TASK
Each line of the entries that mentions the string "uction" needs to be reported.

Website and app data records

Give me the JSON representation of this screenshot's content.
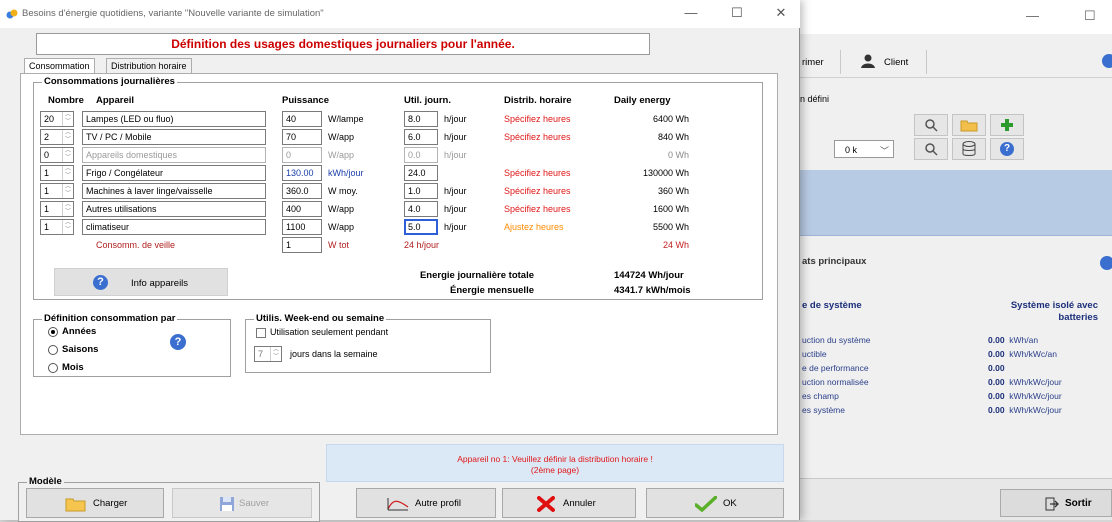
{
  "window": {
    "title": "Besoins d'énergie quotidiens, variante \"Nouvelle variante de simulation\"",
    "minimize": "—",
    "maximize": "☐",
    "close": "✕"
  },
  "banner": "Définition des usages domestiques journaliers pour l'année.",
  "tabs": [
    {
      "label": "Consommation",
      "active": true
    },
    {
      "label": "Distribution horaire",
      "active": false
    }
  ],
  "consumption": {
    "group_title": "Consommations journalières",
    "headers": {
      "nombre": "Nombre",
      "appareil": "Appareil",
      "puissance": "Puissance",
      "util": "Util. journ.",
      "distrib": "Distrib. horaire",
      "daily": "Daily energy"
    },
    "rows": [
      {
        "nombre": "20",
        "appareil": "Lampes (LED ou fluo)",
        "puissance": "40",
        "puissance_unit": "W/lampe",
        "heures": "8.0",
        "heures_unit": "h/jour",
        "distrib": "Spécifiez heures",
        "daily": "6400  Wh"
      },
      {
        "nombre": "2",
        "appareil": "TV / PC / Mobile",
        "puissance": "70",
        "puissance_unit": "W/app",
        "heures": "6.0",
        "heures_unit": "h/jour",
        "distrib": "Spécifiez heures",
        "daily": "840  Wh"
      },
      {
        "nombre": "0",
        "appareil": "Appareils domestiques",
        "puissance": "0",
        "puissance_unit": "W/app",
        "heures": "0.0",
        "heures_unit": "h/jour",
        "distrib": "",
        "daily": "0  Wh"
      },
      {
        "nombre": "1",
        "appareil": "Frigo / Congélateur",
        "puissance": "130.00",
        "puissance_unit": "kWh/jour",
        "heures": "24.0",
        "heures_unit": "",
        "distrib": "Spécifiez heures",
        "daily": "130000  Wh"
      },
      {
        "nombre": "1",
        "appareil": "Machines à laver linge/vaisselle",
        "puissance": "360.0",
        "puissance_unit": "W moy.",
        "heures": "1.0",
        "heures_unit": "h/jour",
        "distrib": "Spécifiez heures",
        "daily": "360  Wh"
      },
      {
        "nombre": "1",
        "appareil": "Autres utilisations",
        "puissance": "400",
        "puissance_unit": "W/app",
        "heures": "4.0",
        "heures_unit": "h/jour",
        "distrib": "Spécifiez heures",
        "daily": "1600  Wh"
      },
      {
        "nombre": "1",
        "appareil": "climatiseur",
        "puissance": "1100",
        "puissance_unit": "W/app",
        "heures": "5.0",
        "heures_unit": "h/jour",
        "distrib": "Ajustez heures",
        "daily": "5500  Wh"
      }
    ],
    "standby": {
      "label": "Consomm. de veille",
      "puissance": "1",
      "unit": "W tot",
      "heures": "24 h/jour",
      "daily": "24  Wh"
    },
    "info_button": "Info appareils",
    "total_daily_label": "Energie journalière totale",
    "total_daily_value": "144724  Wh/jour",
    "monthly_label": "Énergie mensuelle",
    "monthly_value": "4341.7  kWh/mois"
  },
  "definition": {
    "title": "Définition consommation par",
    "options": [
      {
        "label": "Années",
        "selected": true
      },
      {
        "label": "Saisons",
        "selected": false
      },
      {
        "label": "Mois",
        "selected": false
      }
    ]
  },
  "weekend": {
    "title": "Utilis. Week-end ou semaine",
    "checkbox_label": "Utilisation seulement pendant",
    "days_value": "7",
    "days_label": "jours dans la semaine"
  },
  "status_message": {
    "line1": "Appareil no 1: Veuillez définir la distribution horaire !",
    "line2": "(2ème page)"
  },
  "modele": {
    "title": "Modèle",
    "load": "Charger",
    "save": "Sauver"
  },
  "buttons": {
    "autre_profil": "Autre profil",
    "annuler": "Annuler",
    "ok": "OK"
  },
  "background_window": {
    "toolbar_print": "rimer",
    "toolbar_client": "Client",
    "undefined_text": "n défini",
    "combo_value": "0 k",
    "results_title": "ats principaux",
    "system_type_label": "e de système",
    "system_type_value": "Système isolé avec batteries",
    "results": [
      {
        "label": "uction du système",
        "value": "0.00",
        "unit": "kWh/an"
      },
      {
        "label": "uctible",
        "value": "0.00",
        "unit": "kWh/kWc/an"
      },
      {
        "label": "e de performance",
        "value": "0.00",
        "unit": ""
      },
      {
        "label": "uction normalisée",
        "value": "0.00",
        "unit": "kWh/kWc/jour"
      },
      {
        "label": "es champ",
        "value": "0.00",
        "unit": "kWh/kWc/jour"
      },
      {
        "label": "es système",
        "value": "0.00",
        "unit": "kWh/kWc/jour"
      }
    ],
    "exit_button": "Sortir"
  },
  "colors": {
    "banner_text": "#cc0000",
    "distrib_red": "#e01818",
    "distrib_orange": "#ff8a00",
    "blue_text": "#1a3ea8",
    "status_bg": "#dbe8f6"
  }
}
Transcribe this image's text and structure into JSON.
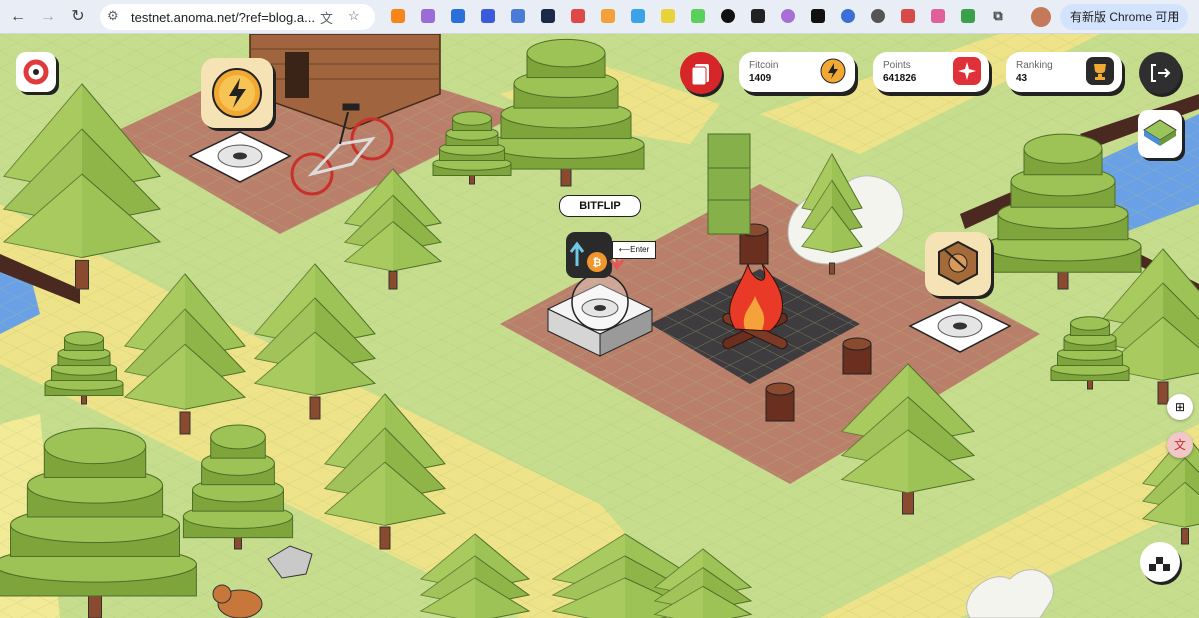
{
  "browser": {
    "url": "testnet.anoma.net/?ref=blog.a...",
    "update_label": "有新版 Chrome 可用"
  },
  "hud": {
    "fitcoin": {
      "label": "Fitcoin",
      "value": "1409"
    },
    "points": {
      "label": "Points",
      "value": "641826"
    },
    "ranking": {
      "label": "Ranking",
      "value": "43"
    }
  },
  "game": {
    "station_label": "BITFLIP",
    "enter_hint": "⟵Enter"
  },
  "colors": {
    "grass": "#c6dd8e",
    "path": "#efe389",
    "dirt": "#b97f6a",
    "tree": "#8fb548",
    "water": "#6aa1e6"
  }
}
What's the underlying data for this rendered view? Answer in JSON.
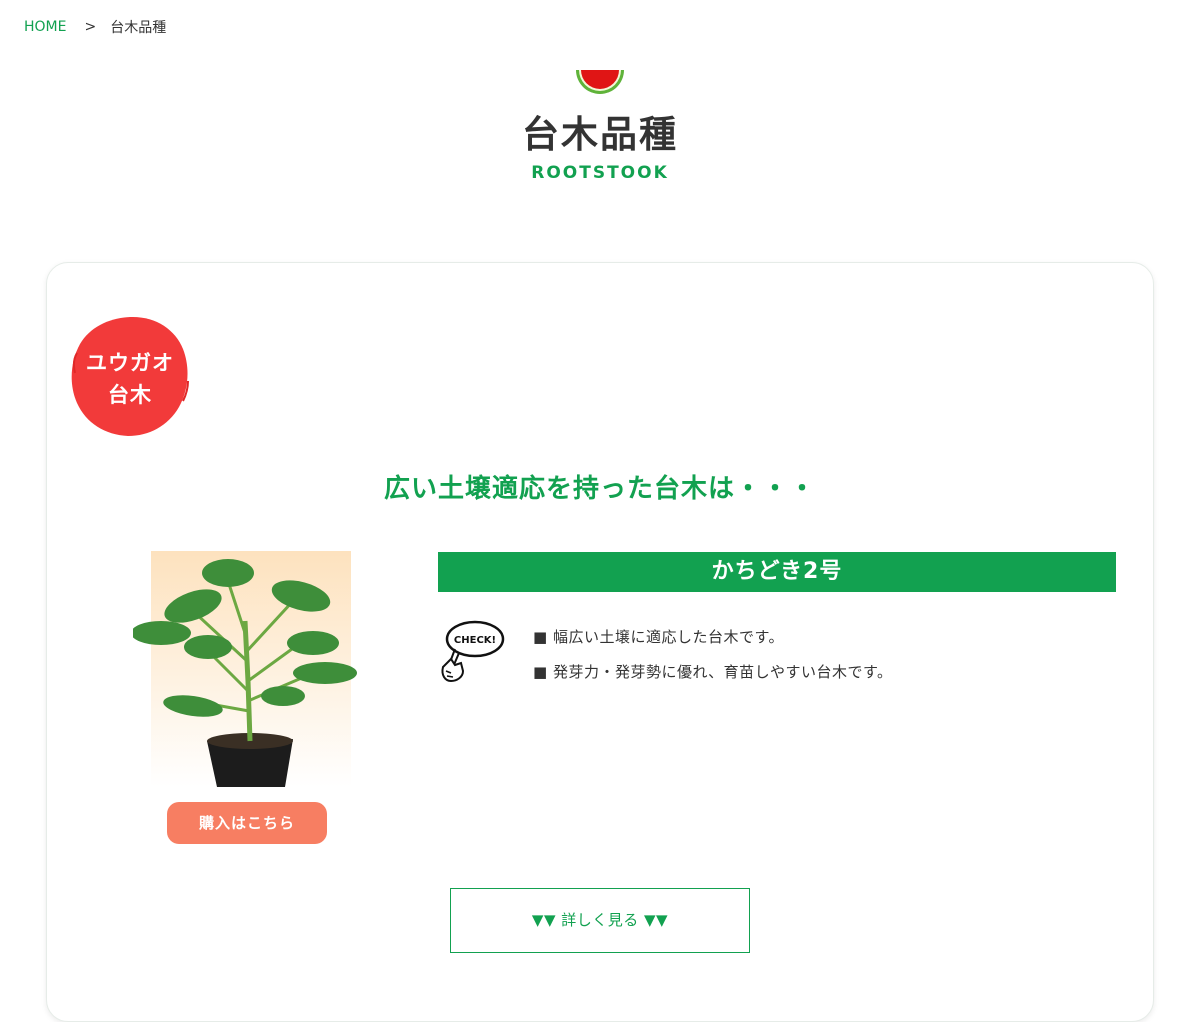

EXPECTED ANSWER
        "label": "uction du système",
        "label": "uction normalisée",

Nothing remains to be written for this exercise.